It was that spring when I first saw the girl. The new runt of the V formation. Some of her siblings took after their fathers. And some went to the woods. I didn’t know which side she would eventually favor. I saw her red hair, the red hair my mother always wished my brother or I would have inherited from our father.
She paused in the yard for a moment, but then continued toward the bus. Gunther was nowhere to be seen. The twins held the keys and strode toward the VW, but glanced my way and gave me a nod.
The girl was hesitant when she stepped into the aisle. There didn’t seem to be a place for her. But I would make a place for her. I would leave my pink plastic ring on her padlock. When her eyes saw too much and the growing pains set in, I would tell her not to be afraid. I would hold her hand so she’d never forget. And if she went to the woods, I would walk the tracks just to keep her shadow company.
I turned to my brother and asked him to move. I’m pretty sure a second set of irises flicked when I said, “This seat’s taken.”
About the Author
Marianne Halbert is an author from central Indiana. Her quiet horror stories have been described as “whimsical and terrifying” as well as “elegant and macabre”. Her latest collection is “Cold Comforts” (Crossroad Press, 2019) and is full of slow-burn horror stories. Marianne is a member of the HWA and was on the “How to Haunt a House” panel at V-Con (virtual Necon) 2021.
About the Narrator

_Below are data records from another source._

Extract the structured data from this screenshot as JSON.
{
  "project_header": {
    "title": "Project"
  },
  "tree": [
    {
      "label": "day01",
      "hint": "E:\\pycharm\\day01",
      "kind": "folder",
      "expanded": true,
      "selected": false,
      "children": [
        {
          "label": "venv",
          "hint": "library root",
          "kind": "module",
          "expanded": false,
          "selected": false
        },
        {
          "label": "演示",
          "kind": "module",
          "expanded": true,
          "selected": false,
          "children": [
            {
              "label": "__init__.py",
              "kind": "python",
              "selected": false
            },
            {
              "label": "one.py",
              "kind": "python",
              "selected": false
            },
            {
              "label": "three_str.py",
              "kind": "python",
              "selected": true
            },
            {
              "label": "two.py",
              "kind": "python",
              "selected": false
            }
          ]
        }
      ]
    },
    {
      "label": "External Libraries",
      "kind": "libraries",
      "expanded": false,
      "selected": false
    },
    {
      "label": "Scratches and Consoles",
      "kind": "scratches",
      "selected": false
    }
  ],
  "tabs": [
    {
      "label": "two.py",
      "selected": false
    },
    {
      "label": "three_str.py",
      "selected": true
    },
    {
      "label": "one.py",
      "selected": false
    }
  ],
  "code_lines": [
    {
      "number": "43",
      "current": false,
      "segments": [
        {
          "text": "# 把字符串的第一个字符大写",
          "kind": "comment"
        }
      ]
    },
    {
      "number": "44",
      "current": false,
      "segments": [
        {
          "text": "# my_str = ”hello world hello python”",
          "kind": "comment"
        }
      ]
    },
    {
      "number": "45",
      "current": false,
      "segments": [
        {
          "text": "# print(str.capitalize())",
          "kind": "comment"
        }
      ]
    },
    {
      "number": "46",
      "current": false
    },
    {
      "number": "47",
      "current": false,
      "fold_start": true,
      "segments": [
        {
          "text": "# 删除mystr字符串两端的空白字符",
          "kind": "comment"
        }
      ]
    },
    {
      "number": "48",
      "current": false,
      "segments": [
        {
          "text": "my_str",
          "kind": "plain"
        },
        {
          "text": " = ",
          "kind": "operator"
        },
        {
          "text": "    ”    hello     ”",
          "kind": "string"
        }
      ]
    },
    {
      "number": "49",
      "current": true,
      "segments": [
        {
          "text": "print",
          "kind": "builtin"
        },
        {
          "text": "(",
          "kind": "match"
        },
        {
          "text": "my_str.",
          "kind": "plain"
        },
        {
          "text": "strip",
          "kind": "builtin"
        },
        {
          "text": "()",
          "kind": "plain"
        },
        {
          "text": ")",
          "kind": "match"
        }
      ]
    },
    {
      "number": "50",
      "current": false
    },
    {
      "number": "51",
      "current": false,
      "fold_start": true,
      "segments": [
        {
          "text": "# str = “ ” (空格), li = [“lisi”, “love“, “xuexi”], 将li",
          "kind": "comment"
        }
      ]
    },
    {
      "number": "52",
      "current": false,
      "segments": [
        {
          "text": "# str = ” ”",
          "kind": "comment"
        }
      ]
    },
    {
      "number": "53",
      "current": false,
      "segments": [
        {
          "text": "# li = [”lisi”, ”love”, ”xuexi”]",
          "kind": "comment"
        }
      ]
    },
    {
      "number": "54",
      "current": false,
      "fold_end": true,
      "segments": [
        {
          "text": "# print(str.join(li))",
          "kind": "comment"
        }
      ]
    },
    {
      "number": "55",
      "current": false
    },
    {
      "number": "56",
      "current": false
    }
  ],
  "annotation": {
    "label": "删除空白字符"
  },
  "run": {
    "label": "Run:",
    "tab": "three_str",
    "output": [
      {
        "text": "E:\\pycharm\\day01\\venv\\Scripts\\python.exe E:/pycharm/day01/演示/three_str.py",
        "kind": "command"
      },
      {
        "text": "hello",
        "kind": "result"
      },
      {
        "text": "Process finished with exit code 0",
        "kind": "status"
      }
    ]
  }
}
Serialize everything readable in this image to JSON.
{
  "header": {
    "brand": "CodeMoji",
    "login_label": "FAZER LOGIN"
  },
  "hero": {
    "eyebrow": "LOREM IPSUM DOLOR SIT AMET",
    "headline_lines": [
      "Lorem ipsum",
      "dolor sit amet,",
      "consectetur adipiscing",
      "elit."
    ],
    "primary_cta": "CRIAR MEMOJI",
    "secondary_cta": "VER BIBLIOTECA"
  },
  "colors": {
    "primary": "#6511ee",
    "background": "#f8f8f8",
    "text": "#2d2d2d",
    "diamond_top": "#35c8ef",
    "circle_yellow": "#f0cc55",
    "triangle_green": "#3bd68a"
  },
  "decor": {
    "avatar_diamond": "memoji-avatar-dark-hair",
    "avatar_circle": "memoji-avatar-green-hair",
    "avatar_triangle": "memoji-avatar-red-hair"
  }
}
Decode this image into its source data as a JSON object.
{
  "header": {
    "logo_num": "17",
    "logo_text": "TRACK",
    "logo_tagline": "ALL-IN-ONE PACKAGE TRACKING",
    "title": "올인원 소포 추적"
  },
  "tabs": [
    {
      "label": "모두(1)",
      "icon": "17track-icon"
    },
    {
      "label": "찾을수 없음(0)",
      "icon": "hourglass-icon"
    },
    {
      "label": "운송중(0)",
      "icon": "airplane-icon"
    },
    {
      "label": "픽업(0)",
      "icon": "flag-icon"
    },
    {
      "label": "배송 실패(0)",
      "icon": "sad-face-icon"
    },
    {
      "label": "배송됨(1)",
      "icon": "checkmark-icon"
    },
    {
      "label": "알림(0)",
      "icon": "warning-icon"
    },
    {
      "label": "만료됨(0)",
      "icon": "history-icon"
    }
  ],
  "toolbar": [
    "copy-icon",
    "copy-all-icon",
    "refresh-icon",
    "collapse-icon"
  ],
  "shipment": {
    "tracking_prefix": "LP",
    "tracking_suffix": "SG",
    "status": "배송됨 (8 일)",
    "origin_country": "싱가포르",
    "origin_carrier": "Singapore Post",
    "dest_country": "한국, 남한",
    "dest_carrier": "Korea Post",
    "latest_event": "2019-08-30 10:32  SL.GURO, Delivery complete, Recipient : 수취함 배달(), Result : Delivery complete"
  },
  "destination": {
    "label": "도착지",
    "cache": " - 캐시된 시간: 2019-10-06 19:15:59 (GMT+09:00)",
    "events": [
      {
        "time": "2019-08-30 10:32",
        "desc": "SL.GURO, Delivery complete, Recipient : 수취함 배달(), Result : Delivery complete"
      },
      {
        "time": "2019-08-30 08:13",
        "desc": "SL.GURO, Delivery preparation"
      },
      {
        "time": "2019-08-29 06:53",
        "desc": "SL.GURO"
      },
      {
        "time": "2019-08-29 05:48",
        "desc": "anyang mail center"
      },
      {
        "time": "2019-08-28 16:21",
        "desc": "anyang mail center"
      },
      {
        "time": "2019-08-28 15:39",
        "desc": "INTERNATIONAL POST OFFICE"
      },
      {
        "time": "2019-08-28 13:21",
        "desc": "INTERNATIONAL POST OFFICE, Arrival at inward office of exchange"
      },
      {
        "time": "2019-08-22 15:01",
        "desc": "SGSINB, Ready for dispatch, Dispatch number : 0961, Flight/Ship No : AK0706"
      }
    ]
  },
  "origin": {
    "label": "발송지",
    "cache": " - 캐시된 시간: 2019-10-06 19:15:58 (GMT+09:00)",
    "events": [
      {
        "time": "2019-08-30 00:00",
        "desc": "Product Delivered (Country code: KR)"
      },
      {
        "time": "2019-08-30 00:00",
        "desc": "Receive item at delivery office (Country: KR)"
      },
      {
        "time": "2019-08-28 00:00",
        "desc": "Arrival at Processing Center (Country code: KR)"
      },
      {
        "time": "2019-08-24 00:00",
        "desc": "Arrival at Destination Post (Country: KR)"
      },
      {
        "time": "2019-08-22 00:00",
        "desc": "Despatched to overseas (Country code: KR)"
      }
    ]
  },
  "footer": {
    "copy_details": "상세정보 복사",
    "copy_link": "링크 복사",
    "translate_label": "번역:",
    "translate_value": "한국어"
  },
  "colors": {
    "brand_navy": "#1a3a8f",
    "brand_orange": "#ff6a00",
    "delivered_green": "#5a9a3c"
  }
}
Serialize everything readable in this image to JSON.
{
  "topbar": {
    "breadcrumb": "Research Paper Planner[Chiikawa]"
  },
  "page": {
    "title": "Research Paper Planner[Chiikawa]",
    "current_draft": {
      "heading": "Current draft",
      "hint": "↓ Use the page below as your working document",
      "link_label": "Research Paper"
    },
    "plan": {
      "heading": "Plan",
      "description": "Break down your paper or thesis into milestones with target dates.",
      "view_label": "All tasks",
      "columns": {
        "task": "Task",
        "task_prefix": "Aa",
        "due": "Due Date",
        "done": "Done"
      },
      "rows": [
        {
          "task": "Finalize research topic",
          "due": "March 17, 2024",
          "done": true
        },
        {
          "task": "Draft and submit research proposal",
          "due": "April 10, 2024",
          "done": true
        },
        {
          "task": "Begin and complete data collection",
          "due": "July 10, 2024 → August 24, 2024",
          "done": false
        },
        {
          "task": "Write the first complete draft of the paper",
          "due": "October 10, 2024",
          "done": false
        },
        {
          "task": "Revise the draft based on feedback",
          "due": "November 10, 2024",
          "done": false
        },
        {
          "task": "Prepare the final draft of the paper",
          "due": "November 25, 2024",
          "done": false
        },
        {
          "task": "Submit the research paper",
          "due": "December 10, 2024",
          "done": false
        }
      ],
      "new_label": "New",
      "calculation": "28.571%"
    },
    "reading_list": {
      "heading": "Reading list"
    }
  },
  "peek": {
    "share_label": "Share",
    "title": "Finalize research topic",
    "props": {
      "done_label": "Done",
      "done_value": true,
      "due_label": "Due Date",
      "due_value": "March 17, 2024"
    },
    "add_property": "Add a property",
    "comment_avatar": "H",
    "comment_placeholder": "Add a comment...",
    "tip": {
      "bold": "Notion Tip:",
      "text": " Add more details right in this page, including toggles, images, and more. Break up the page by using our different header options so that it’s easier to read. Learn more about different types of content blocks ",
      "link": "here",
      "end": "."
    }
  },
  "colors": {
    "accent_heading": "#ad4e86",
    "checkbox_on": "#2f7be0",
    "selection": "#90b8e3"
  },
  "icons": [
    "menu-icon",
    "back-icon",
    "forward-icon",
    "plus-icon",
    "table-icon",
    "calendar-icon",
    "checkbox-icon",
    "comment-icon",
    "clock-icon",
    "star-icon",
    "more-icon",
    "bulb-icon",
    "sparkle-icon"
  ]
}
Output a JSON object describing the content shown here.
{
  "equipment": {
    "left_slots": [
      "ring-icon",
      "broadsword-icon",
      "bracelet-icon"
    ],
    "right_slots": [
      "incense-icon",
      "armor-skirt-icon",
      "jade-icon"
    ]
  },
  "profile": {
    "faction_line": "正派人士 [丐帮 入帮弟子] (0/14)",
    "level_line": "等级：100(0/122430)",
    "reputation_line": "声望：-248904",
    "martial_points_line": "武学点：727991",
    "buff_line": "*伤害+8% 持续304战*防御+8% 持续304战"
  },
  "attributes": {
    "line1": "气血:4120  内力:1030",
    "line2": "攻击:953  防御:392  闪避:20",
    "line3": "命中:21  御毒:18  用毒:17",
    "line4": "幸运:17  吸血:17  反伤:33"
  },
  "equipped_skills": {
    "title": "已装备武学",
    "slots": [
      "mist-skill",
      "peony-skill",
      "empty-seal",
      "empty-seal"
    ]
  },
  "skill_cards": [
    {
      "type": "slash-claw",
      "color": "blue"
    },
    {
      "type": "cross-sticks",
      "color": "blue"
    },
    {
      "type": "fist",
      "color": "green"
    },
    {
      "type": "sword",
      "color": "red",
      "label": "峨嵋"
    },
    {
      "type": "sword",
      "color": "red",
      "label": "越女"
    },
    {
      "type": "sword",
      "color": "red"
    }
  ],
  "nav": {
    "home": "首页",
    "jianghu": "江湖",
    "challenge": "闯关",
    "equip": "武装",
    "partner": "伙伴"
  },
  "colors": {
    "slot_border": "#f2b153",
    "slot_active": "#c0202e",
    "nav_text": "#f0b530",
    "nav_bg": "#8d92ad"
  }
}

Kitty Sarkozy is a speculative fiction writer, actor and robot girlfriend. Kitty is an alumnus of Superstars Writing Seminar , a member of the Apex Writers Group, and the Horror Writer’s Association. Several large cats allow her to live with them in Marietta GA, She enjoys tending the extensive gardens, where she hides the bodies. For a list of her publications, acting credits or to engage her services on your next project go to kittysarkozy.com.